Before she could finish the sentence, both policemen stopped by a ridge of pine. The shorter one glanced at Hayes. “This is as far as you go, buddy.”
Cora looked past the man and caught glimpses of a white building, simple yet imposing. Beyond it waited the glimmering ocean. They had reached the retreat.
In an attempt to remain lighthearted, she said, “I suppose I can’t receive letters as well as visitors.”
Hayes looked guarded again, eyeing the officers and their obvious impatience. “You might be able to write them.”
She forced herself to let go of his arm, aware of how her pulse raced. “Be careful. I’ll hold you to that. Although I’m sure your days will be much more interesting than mine.”
He gave her a small smile, but his expression remained serious. “I won’t try to contact or visit you. Not for any reason. If anyone or anything suggests otherwise, don’t believe it.”
She nodded. “Then… I suppose this is goodbye.”
The gold of his eyes darkened a little, and he lost that crisp tone for something warmer, something private. “No. It’s an, ‘I’ll see you soon.’ Hang in there, Bunny.”
She held onto his words while the receptionist checked her in and the head doctor greeted her personally. He was a thin, mild man who only said that he hoped she’d enjoy the stay, and that while nothing could be given to her from the outside, they’d do their best to accommodate her otherwise. Cora gave a suitably polite response, hoping she didn’t look as reluctant as she felt.
A nurse showed her to the bedroom. It was bright, airy, and as luxurious as any hotel room she’d been in. These types of places usually were, since the women who visited them were rich and sick from indulgence instead of disease. Cora wasn’t surprised when her luggage arrived only after it had been searched for bottles of morphine and caches of cocaine.

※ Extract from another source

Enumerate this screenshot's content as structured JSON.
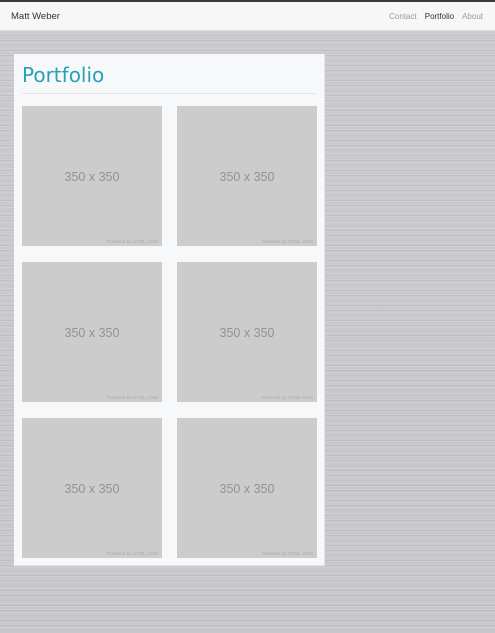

Unpacking didn’t take too long. The robe and gown offered for patients actually recovering from injury or illness were just as dreadful as she’d imagined, and she quickly shoved them to the far end of the closet, which was much too small to hold all her clothing. It was something that would have annoyed her normally, but instead she thought back to how Hayes’ closet had been even smaller. How she hadn’t minded it at all. She checked her watch. He probably wasn’t even back in the main districts of the city yet. Hardly half an hour had passed.

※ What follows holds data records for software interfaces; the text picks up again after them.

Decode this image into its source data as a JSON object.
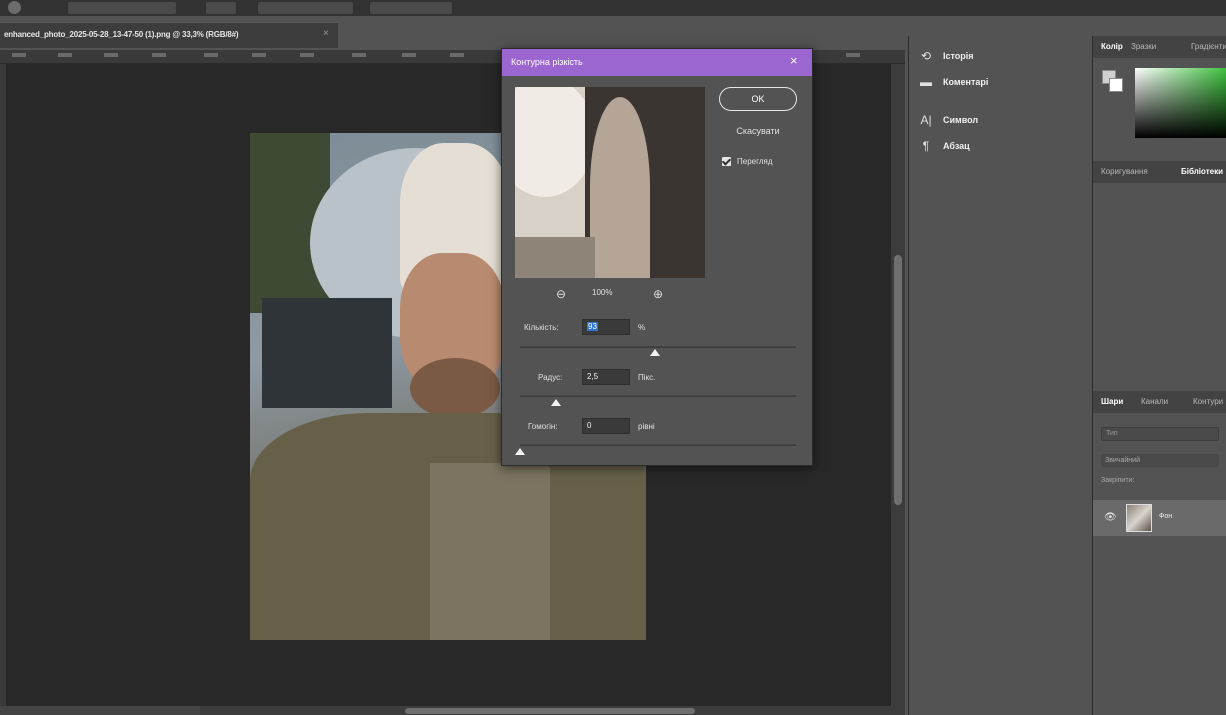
{
  "document": {
    "tab_title": "enhanced_photo_2025-05-28_13-47-50 (1).png @ 33,3% (RGB/8#)"
  },
  "dialog": {
    "title": "Контурна різкість",
    "ok_label": "OK",
    "cancel_label": "Скасувати",
    "preview_label": "Перегляд",
    "preview_checked": true,
    "zoom_value": "100%",
    "amount": {
      "label": "Кількість:",
      "value": "93",
      "unit": "%",
      "slider_fraction": 0.49
    },
    "radius": {
      "label": "Радус:",
      "value": "2,5",
      "unit": "Пікс.",
      "slider_fraction": 0.13
    },
    "threshold": {
      "label": "Гомогін:",
      "value": "0",
      "unit": "рівні",
      "slider_fraction": 0.0
    }
  },
  "panels_left": {
    "items": [
      {
        "icon": "history-icon",
        "label": "Історія"
      },
      {
        "icon": "comment-icon",
        "label": "Коментарі"
      },
      {
        "icon": "character-icon",
        "label": "Символ"
      },
      {
        "icon": "paragraph-icon",
        "label": "Абзац"
      }
    ]
  },
  "panels_right": {
    "color_tabs": [
      "Колір",
      "Зразки",
      "Градієнти"
    ],
    "mid_tabs": [
      "Коригування",
      "Бібліотеки"
    ],
    "layer_tabs": [
      "Шари",
      "Канали",
      "Контури"
    ],
    "layer_search_placeholder": "Тип",
    "layer_blend_mode": "Звичайний",
    "layer_lock_label": "Закріпити:",
    "layer_name": "Фон"
  },
  "colors": {
    "dialog_title_bar": "#9b66cf",
    "selection": "#2f74d0"
  }
}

The large window had a bench built into it, allowing the patient to sun herself. It could also be opened to allow in the scent of the rose trellis below. When Cora looked through the pristine glass, she saw a sedate garden and some green lawn where a few patients walked or performed other types of gentle exercise. The ocean looked so near and yet also completely out of reach, and watching the glimmer of its waves made her feel even worse.
She tried reading a few books but quickly grew bored. A call button brought in a nurse no matter what time of day or night it was, but she resisted the urge. There was nothing really wrong. Merely, she didn’t want to be here.
She managed to wait until after supper before asking a nurse for writing materials.
“I’m sorry, Miss Marshall. You aren’t allowed pens or pencils.”
She supposed she couldn’t make a fuss over that when it was how Freddy had died. “What about drawing crayons?”
It wasn’t the prettiest letter, but she was still able to write it.
My dear Detective,
It’s funny to think that the last time I wrote to you, it was to ask for a consultation. I am much more confident now that everything will turn out fine. Perhaps that’s ironic, since I’m just as caged now as I was then. But don’t worry, this isn’t a “poor little me” letter. The staff and room are very nice, and so is the view. And frankly, the last thing I want to talk about is staying here.
I thought of something else related to Beaumont and Freddy’s death. What was Freddy about to reveal to his lawyer? I think the time of his death is as suspicious as its manner. From the moment he woke up surrounded by the ruins of his ritual, he began confessing all his deeds and didn’t stop. So why kill him when the cat was already out of the bag? Maybe there was something more he knew…
Just some thoughts to add to the ones we had earlier. I’m sure you’re already working on our bet. And Hayes, I know you’re very serious about your work, but try to have some fun as well. Sometimes it’s as if you’ve forgotten what that even feels like.